I haven't checked your 2,000 KWH/ton of coal figure, but the .3 KWH/mile figure is a pretty inefficient EV (especially if it doesn't include the 86% internal efficiency loss). That should be compared to a 22mpg vehicle. Or conversely, if you want to use 40MPG, you should use .18 KWH/mile.

So, all of the figures you give for EV coal useage should be reduced by 40%.

Secondly, why do you assume plugins won't work on the highway?

Third, (again assuming 2,000KWH/ton is ok), we get .6 ton's of coal per 6K miles, or about $24 of coal, vs 150 gallons of gasoline, at about $450. That's a big difference - the EV costs about 5% as much to fuel.

Finally, it's incorrect to assume EV's would use coal. A) coal is only 50% of US electricity, and B) EV's have a nice synergy with wind power. Wind is a little stronger at night when EV's would charge, and EV's would absorb the intermittency of the wind power.

I disagree. I took .3kwh/mi off an old EV web site. If you believe the EV hucksters, you're dreaming (.2 kwh/mi?).
The correct comparison is a lightweight hybrid car (~40 mpg real world) to an electric car interms of weight, size, etc. There will never be a heavy duty electric car, tractor, truck, etc. They require too much power for a battery.

I used highway/ city in terms of the US DOT.

"Estimated miles-per-gallon in the city. City Fuel Economy represents urban driving, in which a vehicle is started after not running for 12 hours and driven in stop and go traffic."

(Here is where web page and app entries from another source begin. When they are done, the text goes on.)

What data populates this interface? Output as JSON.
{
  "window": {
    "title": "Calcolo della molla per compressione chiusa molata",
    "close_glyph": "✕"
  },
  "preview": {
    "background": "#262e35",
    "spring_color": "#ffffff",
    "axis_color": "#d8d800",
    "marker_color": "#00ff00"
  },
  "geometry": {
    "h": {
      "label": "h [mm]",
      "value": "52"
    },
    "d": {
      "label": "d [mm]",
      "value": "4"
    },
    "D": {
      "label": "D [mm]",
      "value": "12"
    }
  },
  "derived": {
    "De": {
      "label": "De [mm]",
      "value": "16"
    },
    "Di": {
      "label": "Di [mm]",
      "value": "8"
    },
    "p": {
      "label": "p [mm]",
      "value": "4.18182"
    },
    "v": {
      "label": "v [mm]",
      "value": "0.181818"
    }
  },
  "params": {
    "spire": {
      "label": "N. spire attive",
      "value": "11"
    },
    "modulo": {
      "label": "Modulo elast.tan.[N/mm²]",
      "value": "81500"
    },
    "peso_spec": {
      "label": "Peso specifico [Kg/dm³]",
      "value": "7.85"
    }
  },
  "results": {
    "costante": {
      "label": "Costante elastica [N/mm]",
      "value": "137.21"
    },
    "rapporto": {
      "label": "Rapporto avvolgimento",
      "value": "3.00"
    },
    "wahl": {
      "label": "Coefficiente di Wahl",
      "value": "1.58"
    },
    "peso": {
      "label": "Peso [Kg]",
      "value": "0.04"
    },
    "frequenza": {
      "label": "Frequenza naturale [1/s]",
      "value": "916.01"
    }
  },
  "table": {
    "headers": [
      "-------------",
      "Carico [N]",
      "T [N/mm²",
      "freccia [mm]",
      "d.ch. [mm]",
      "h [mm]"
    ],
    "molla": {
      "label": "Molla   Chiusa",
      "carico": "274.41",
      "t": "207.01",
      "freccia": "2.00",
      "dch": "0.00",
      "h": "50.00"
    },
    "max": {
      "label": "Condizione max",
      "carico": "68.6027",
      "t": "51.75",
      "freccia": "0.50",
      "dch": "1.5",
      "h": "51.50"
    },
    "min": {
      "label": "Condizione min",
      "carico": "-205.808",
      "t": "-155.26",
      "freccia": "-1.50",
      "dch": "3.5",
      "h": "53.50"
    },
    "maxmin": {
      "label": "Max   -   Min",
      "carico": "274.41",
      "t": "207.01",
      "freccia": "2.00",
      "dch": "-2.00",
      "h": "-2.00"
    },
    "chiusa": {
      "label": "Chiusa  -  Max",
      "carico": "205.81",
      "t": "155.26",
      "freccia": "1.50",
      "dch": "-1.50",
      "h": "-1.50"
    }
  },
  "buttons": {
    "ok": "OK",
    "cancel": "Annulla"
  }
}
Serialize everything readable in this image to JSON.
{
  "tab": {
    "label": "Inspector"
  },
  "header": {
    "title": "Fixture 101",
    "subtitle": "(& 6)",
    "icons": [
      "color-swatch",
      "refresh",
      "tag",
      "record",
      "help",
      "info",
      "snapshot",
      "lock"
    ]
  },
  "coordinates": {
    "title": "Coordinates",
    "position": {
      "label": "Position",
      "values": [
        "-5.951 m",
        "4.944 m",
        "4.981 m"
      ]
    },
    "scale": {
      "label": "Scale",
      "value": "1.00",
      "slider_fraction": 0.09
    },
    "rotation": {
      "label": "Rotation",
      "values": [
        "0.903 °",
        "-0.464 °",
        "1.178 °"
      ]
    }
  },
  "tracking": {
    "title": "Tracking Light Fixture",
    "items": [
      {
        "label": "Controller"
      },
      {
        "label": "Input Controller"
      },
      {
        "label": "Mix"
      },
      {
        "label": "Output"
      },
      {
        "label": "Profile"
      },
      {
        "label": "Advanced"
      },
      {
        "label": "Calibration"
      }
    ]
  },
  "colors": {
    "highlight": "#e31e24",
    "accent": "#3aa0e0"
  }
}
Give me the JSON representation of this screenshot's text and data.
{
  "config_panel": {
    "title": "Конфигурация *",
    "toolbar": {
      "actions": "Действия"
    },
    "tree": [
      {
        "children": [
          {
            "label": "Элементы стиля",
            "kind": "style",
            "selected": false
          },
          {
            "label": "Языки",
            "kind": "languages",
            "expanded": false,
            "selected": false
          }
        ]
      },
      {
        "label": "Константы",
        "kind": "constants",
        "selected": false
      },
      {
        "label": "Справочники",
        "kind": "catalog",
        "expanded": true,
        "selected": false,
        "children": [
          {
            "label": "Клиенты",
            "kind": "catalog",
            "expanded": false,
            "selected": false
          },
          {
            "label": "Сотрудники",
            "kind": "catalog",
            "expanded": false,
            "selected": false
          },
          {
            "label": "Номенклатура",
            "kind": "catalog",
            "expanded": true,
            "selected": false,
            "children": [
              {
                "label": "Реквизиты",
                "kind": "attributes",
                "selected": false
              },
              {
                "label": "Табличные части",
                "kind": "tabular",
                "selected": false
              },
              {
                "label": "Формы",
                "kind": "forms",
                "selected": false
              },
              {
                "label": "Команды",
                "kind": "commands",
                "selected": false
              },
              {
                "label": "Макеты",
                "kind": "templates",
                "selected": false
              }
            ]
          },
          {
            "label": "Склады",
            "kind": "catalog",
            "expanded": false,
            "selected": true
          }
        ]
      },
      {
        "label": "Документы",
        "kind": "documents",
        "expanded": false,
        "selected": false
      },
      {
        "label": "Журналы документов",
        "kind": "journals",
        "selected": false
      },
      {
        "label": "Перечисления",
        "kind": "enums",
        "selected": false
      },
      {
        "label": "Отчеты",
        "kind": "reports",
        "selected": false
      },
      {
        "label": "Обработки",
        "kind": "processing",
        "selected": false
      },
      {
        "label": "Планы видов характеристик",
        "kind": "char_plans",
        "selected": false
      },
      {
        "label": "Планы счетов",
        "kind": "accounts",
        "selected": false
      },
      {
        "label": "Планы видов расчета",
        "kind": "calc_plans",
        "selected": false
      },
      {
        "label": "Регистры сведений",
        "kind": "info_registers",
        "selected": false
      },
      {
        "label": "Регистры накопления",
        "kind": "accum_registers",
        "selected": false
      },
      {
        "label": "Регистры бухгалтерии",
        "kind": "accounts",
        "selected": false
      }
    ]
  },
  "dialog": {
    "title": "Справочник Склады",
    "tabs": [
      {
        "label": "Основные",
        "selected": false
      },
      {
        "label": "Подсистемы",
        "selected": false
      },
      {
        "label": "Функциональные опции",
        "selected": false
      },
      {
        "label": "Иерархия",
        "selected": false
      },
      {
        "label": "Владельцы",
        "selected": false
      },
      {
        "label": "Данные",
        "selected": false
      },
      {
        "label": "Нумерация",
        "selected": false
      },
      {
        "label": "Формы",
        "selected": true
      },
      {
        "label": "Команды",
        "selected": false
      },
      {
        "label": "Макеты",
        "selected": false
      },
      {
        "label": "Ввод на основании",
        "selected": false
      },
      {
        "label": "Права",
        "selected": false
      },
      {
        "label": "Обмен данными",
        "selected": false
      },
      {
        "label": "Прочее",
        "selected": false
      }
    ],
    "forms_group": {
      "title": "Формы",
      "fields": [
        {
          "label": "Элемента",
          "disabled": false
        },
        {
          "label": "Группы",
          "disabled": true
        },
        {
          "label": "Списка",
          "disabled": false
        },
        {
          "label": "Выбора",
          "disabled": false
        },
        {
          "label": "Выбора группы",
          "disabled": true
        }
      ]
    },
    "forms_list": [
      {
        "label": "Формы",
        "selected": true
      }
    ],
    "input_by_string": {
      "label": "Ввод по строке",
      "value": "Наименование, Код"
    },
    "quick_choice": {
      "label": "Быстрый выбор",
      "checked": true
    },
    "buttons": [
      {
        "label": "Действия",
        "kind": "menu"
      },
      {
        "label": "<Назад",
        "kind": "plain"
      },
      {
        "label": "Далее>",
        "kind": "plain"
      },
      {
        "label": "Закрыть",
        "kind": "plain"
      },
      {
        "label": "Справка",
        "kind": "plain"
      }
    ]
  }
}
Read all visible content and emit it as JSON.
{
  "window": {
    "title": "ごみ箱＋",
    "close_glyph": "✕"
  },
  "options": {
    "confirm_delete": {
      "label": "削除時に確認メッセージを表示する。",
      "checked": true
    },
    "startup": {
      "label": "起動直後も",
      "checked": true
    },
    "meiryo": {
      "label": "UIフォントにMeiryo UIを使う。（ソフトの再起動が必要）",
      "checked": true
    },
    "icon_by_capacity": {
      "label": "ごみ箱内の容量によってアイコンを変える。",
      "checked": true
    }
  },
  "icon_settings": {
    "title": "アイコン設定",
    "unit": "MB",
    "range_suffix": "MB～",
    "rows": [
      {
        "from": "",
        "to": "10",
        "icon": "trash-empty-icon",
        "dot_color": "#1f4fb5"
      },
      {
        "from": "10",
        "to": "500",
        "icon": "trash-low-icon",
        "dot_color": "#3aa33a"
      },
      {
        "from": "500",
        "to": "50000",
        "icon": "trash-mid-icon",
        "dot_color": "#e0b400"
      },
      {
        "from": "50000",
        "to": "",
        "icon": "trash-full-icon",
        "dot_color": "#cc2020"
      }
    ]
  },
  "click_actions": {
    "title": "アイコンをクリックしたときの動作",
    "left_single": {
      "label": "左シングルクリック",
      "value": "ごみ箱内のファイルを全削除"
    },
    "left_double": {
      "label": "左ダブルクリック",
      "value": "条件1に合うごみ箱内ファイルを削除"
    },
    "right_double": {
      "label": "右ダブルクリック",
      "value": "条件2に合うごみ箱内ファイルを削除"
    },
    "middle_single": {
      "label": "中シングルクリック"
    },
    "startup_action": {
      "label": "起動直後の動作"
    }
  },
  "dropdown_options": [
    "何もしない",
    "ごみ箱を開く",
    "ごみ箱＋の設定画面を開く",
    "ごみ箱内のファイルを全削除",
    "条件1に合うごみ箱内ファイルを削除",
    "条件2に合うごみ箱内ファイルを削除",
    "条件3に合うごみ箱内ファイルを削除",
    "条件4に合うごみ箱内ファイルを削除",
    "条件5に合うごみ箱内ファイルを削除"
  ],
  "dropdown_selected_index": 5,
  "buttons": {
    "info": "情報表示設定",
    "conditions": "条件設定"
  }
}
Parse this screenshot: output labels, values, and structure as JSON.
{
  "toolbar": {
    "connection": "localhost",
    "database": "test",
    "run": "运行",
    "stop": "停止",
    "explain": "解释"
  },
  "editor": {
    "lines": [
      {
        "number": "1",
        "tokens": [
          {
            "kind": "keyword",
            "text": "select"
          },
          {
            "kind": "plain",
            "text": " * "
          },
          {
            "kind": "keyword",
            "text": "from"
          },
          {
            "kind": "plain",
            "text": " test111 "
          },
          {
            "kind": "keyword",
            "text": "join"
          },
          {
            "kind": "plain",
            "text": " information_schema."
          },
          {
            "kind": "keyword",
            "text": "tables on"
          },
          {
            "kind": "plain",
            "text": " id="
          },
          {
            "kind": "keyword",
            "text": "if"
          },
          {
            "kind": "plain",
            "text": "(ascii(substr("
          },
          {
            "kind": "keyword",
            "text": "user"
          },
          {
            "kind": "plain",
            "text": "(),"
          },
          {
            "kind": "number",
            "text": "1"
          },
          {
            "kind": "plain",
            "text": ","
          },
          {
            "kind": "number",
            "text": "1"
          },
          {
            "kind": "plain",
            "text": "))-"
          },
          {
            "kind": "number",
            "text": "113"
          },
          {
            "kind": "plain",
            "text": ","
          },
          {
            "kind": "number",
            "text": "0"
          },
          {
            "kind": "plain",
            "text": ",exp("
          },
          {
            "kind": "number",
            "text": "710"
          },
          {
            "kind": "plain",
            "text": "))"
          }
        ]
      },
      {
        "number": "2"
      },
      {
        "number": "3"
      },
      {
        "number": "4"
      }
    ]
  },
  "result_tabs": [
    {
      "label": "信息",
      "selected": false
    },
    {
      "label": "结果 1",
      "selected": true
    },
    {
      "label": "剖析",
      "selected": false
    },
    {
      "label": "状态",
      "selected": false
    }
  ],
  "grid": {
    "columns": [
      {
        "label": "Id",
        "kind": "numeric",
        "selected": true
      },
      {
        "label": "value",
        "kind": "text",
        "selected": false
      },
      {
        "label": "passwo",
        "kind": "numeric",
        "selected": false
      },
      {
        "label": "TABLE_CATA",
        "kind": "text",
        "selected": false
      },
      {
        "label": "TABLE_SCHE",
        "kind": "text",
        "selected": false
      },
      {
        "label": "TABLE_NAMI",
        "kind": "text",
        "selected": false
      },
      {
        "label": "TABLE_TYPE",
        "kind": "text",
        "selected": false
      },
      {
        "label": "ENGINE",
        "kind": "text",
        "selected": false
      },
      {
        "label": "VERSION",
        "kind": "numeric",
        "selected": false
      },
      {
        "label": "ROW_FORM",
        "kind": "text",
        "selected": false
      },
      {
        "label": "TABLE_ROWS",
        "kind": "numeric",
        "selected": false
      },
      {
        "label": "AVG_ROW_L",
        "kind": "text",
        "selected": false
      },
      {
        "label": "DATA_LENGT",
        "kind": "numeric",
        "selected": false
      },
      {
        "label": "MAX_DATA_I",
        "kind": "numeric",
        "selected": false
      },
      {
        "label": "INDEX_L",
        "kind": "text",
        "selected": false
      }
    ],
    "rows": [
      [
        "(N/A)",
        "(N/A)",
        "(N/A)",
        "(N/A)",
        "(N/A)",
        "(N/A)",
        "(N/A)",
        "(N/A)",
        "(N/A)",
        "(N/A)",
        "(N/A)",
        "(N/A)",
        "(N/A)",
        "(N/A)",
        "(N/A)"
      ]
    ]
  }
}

This sounds to me like how a plugin would run. Highspeed
driving would drain the battery of the EV very quickly.
EV run good at 30 mph though for maybe 30 miles, they are good at stop and go traffic. Anything more is unrealistic. I had a hard time finding any production car with solid data amid the prototypes.

I don't know where you get $24 coal unless its lignite (1000 kwh per ton), I will agree that coal is far cheaper than oil, but cheap energy will only encourage consumption and reduce fossil fuels. Is the idea to save
consumers money? If so these electric cars are quite expensive($50000) and would never save money over the car lifecycle.

US electricity is 70% fossil fuel, so I should include gas and oil generation but that would complicate calculations, so I used coal which is the fuel of the future as far as future electric generation goes(gas is peaking).
Wind/solar is delusional IMO; it's share of the generating market is less than 1%. The cars would run on additional coal or gas for many decades before they would be even partly renewable.

However, coal can't be used directly as automotive fuel,...

Yes it can. It is a decade old technology.

That's for the fuel. For starting in cold weather one needs to use coal/diesel or coal/ethanol startup mixture.

I forgot to post the link related to the diesel engine that uses it.

The major issue, wear, has ben mostly circumvented.

That's an interesting idea.

The link you reference however only talks about using the engine for large things, like ships and trains.

I don't know if there are technical reasons why it shouldn't be used in cars - it might not scale.

to recap to replace oil in heavy transport we need to do something with coal or start breeding Cart Horses again.